■ **Available data**
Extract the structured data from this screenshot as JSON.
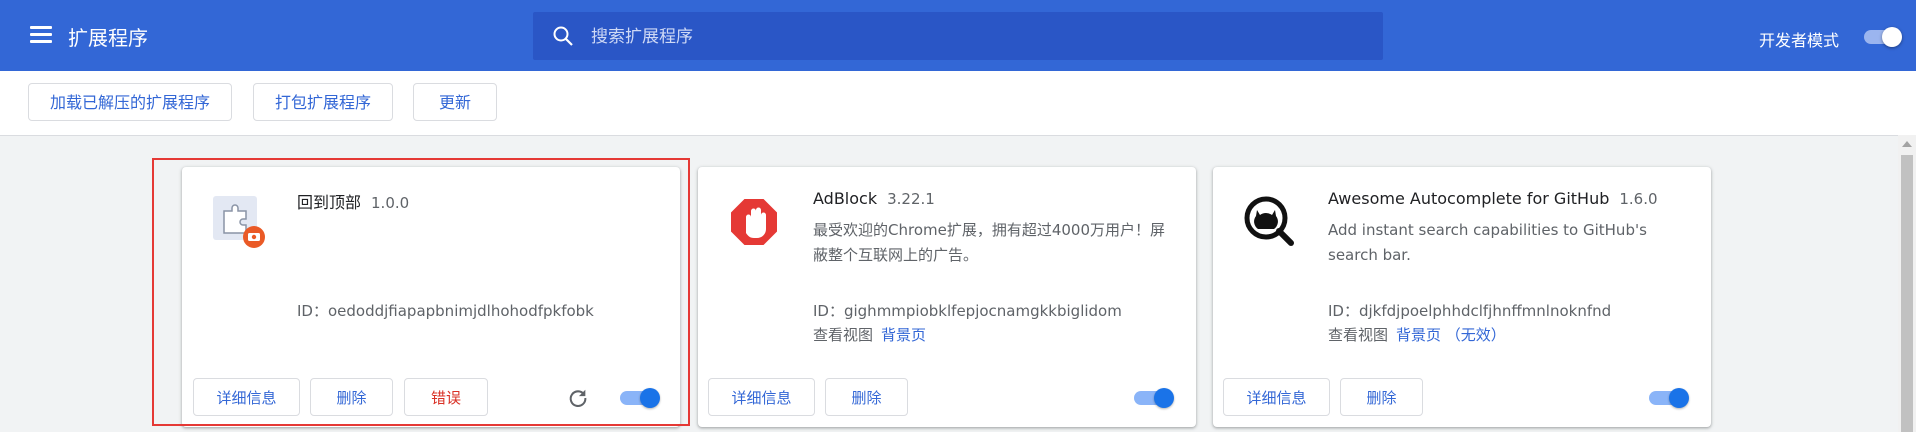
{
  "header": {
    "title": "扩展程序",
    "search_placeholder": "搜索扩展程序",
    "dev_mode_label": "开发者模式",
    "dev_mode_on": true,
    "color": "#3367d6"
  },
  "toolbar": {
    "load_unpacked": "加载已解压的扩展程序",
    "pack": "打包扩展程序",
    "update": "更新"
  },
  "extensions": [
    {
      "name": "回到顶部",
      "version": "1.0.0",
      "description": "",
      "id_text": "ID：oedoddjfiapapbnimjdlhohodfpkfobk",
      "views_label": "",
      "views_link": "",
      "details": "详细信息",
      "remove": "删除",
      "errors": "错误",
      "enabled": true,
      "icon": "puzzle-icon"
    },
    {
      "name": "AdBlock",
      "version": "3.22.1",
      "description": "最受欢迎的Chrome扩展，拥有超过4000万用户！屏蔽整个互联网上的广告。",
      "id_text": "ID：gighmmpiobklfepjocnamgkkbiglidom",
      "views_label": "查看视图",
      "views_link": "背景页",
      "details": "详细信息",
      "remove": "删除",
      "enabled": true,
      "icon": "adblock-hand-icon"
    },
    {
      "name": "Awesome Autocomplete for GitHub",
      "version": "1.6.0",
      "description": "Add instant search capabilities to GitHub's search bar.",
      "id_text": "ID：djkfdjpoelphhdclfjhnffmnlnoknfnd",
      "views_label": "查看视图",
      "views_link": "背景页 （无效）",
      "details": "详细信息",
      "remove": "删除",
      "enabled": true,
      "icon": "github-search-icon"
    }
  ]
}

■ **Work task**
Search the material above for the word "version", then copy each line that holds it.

■ **Task answer**
      "version": "1.0.0",
      "version": "3.22.1",
      "version": "1.6.0",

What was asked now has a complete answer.